Spanish leftwingers who swept to power in several major cities last month have removed royal symbols from their town halls, renewing a debate over the nation's scandal-hit monarchy.
The moves come despite new King Felipe VI managing to restore some of the institution's popularity, which plunged following scandals during the final years of his father's reign while Spain was engulfed in an economic crisis.
The most controversial example happened in Barcelona, Spain's second-largest city, where new mayor Ada Colau on Thursday had a bronze bust of former King Juan Carlos removed from the town hall's main chamber.
Colau, a former anti-eviction activist, said the bust was an "anomaly" since Juan Carlos was no longer head of state, having handed over the throne to his son Felipe last year.
The mayor headed a left-wing coalition that won municipal elections in May, backed by new far-left party Podemos, which favours the abolition of the monarchy.
In the northeastern city of Zaragoza, the Podemos-led municipal government unilaterally decided to change the name of its main sports hall from Principe Felipe to that of a local basketball coach who died recently.
But on Monday the town hall approved a "urgent" motion to keep the name as it is, tabled by the conservative Popular Party, which rules at the national level, with the backing of two other parties.
In the southwestern city of Cadiz, which is now also governed by Podemos, the new mayor replaced a portrait of Juan Carlos in his office with one of a famous local anarchist.
The leftist town hall of Montcada i Reixac, near Barcelona, went even further.
It removed a portrait of King Felipe VI from the town hall's main chamber -- where by law a portrait of the monarch, who is head of state, must be visible.
- 'Historical revenge' -
Abel Hernandez, a writer specialising in the Spanish royals, said it was "a sort of historical revenge" by Spain's far-left, factions of which did not take part in the country's transition to democracy following the death of longtime dictator Francisco Franco in 1975.
"This is a left which wants to break with the system put in place by the 1978 constitution, to revise Spain's transition," Hernandez told AFP.

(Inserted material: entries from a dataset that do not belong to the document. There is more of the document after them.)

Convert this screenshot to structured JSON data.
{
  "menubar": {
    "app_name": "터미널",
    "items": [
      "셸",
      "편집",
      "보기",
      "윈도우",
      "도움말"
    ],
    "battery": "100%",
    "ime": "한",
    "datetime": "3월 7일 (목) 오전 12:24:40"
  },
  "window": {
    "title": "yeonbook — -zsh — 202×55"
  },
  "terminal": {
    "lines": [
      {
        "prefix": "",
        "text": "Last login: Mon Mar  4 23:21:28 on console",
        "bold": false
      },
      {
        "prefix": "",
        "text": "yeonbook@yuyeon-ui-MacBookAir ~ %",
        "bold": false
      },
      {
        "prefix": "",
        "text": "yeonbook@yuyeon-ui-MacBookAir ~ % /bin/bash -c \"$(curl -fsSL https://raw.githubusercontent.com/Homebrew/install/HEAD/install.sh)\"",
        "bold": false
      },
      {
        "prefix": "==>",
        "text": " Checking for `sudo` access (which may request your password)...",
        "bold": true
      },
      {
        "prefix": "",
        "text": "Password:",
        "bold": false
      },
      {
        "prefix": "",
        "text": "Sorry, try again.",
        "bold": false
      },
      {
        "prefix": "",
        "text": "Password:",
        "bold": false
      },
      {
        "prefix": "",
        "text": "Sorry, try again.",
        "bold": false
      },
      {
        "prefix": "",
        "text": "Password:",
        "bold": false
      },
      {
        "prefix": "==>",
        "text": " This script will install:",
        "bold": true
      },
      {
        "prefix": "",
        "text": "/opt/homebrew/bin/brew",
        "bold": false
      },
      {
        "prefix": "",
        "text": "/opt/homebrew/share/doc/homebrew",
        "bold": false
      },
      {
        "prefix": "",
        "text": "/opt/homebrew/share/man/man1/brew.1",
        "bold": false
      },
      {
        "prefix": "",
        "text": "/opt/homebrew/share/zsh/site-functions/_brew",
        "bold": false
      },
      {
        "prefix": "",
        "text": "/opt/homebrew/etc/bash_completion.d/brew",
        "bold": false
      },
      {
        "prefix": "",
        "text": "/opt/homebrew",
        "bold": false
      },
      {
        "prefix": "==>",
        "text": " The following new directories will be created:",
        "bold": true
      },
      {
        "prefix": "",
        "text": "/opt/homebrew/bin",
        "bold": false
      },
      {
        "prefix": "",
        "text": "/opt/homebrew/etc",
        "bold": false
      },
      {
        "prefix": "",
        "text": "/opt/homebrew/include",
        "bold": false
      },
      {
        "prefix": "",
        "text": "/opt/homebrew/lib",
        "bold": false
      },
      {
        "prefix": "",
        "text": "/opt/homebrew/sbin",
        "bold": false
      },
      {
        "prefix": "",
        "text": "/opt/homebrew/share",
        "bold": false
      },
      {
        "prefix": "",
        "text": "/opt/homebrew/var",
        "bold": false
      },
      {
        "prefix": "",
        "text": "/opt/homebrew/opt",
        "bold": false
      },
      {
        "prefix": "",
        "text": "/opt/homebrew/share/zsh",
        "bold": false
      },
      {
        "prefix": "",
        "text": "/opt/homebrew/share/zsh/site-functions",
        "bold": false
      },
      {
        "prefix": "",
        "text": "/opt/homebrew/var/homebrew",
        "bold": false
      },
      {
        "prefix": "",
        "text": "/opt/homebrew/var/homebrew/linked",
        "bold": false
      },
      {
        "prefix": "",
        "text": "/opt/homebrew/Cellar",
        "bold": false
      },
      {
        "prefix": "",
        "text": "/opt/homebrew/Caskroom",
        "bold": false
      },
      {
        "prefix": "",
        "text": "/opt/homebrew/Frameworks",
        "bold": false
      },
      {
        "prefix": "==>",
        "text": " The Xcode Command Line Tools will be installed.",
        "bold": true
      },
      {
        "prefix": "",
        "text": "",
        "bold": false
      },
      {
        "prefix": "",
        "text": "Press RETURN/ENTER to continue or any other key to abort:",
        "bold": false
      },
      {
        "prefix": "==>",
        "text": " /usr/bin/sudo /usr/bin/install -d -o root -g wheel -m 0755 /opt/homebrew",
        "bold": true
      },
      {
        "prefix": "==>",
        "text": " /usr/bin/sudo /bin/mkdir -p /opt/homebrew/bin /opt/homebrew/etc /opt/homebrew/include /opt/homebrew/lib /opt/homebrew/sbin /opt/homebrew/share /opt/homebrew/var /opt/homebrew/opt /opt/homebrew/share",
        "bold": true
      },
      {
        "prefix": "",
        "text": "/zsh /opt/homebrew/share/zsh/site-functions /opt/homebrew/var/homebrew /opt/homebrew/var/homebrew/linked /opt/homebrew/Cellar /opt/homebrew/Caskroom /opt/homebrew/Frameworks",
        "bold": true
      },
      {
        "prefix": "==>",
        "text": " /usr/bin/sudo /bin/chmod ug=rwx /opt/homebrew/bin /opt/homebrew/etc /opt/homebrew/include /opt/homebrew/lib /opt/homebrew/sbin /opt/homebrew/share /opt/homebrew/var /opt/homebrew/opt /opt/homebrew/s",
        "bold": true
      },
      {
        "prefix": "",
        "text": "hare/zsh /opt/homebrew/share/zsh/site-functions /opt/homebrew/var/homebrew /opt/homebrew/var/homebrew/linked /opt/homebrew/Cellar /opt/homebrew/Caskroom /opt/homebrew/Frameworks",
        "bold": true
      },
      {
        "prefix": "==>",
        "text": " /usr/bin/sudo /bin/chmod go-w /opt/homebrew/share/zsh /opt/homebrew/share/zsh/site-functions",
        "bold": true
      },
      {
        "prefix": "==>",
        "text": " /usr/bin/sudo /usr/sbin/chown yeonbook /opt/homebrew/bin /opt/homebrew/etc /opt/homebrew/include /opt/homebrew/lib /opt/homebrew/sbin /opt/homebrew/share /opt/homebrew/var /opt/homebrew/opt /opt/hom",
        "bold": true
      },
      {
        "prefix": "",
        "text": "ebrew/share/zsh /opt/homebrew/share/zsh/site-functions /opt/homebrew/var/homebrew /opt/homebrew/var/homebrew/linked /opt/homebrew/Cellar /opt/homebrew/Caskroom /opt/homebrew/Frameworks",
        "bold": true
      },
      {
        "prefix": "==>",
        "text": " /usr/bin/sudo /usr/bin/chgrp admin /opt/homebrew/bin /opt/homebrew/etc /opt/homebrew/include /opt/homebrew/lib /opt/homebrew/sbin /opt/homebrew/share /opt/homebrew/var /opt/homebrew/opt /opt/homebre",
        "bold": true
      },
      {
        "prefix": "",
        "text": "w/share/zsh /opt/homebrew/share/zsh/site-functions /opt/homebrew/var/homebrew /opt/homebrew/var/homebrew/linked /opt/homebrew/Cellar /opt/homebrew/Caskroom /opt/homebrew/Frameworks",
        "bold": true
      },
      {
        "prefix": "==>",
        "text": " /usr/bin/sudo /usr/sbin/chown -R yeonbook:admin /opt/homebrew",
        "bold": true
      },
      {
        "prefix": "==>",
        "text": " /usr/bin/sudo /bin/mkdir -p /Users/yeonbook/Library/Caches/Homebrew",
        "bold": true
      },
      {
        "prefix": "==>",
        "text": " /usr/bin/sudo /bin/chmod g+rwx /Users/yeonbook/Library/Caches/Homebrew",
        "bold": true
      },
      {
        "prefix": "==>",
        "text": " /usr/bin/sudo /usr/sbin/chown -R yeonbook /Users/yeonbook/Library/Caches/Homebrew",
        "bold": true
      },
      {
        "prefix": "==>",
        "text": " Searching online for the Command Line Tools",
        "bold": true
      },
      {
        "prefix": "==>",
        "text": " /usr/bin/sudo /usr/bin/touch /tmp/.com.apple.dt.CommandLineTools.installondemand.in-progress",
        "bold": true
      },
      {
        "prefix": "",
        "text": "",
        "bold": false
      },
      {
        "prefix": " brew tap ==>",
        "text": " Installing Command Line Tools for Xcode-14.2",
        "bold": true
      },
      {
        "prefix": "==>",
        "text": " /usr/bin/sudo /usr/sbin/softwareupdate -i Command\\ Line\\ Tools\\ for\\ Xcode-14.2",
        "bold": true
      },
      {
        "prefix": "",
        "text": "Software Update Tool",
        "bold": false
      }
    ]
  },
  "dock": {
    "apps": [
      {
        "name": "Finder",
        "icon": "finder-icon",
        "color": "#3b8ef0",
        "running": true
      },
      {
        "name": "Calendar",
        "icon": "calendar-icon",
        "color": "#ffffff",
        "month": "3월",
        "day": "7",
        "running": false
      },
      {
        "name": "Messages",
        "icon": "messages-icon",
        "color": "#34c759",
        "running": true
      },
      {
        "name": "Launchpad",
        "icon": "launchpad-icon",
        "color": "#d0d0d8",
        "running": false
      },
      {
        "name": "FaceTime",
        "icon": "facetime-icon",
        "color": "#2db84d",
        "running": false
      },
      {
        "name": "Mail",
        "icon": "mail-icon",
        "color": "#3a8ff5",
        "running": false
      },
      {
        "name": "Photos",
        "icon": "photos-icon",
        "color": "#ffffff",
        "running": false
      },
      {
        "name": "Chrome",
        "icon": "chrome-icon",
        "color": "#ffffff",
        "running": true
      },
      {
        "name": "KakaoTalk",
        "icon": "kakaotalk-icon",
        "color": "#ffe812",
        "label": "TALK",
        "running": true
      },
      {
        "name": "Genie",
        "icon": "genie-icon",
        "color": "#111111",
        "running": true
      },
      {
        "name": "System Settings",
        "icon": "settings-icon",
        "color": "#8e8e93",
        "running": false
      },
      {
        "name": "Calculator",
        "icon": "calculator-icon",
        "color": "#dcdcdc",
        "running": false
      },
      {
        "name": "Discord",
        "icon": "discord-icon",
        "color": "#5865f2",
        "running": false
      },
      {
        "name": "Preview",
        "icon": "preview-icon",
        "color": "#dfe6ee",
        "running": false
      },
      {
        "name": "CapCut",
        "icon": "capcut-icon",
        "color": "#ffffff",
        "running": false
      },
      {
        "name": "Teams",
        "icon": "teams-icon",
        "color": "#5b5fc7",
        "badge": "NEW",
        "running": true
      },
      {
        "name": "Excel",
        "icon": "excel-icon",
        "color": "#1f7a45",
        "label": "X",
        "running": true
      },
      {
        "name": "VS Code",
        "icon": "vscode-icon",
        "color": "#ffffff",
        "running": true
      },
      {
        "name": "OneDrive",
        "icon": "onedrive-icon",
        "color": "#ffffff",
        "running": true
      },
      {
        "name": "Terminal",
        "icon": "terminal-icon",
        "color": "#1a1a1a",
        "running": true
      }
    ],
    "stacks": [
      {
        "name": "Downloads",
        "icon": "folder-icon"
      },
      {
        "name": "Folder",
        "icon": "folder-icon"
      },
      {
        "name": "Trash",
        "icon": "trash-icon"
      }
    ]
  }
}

Franco designated Juan Carlos as his successor, who instead of continuing the dictatorship headed the transition to democracy, putting an end to decades of division that began with a 1936-39 civil war leading to Franco's rise to power.
Former Franco supporters joined hands with Socialists, Communists and Catalan nationalists to draw up Spain's 1978 constitution, establishing the country as a democratic constitutional monarchy.
Cesar de la Lama, biographer of Juan Carlos, said the town halls' actions showed "a derision against the monarchy, a lack of historical sensibility regarding the king, who contributed to bringing 40 years of stability and democracy to Spain".
The monarchy began to lose its lustre during the twilight years of Juan Carlos's reign.
He outraged Spaniards in 2012 by going elephant hunting in Botswana at the height of Spain's recession. Separately, his youngest daughter Cristina was accused in a corruption probe targeting her husband.
Only Juan Carlos's abdication in favour of his son Felipe in June 2014 managed to stop the slide in the monarchy's popularity.
But the taboo that previously existed in Spanish society against criticising the monarchy had started to erode.
Satirical magazines published anti-monarchy cartoons on their front pages, while books with details about the royals' private lives became best-sellers.
In March, Barcelona's Museum of Contemporary Art featured a controversial sculpture depicting Juan Carlos being sodomised and vomiting flowers.
With far-left coalitions now in power in some major cities, the taboo is also starting to break in public institutions.
"At the moment these are only gestures but behind them is the desire to substitute the political form of the state, a parliamentary monarchy, with a republic," said Antonio Torres del Moral, a constitutional law lecturer at Spain's UNED university.
Podemos has promised to draw up a new constitution if it wins a year-end general election, which would raise the thorny issue of who acts as head of state.
"In Spain there is a very extensive republican ideology, however it is probably not dominant, and this is an issue that will have to be addressed at some point," Torres del Moral added.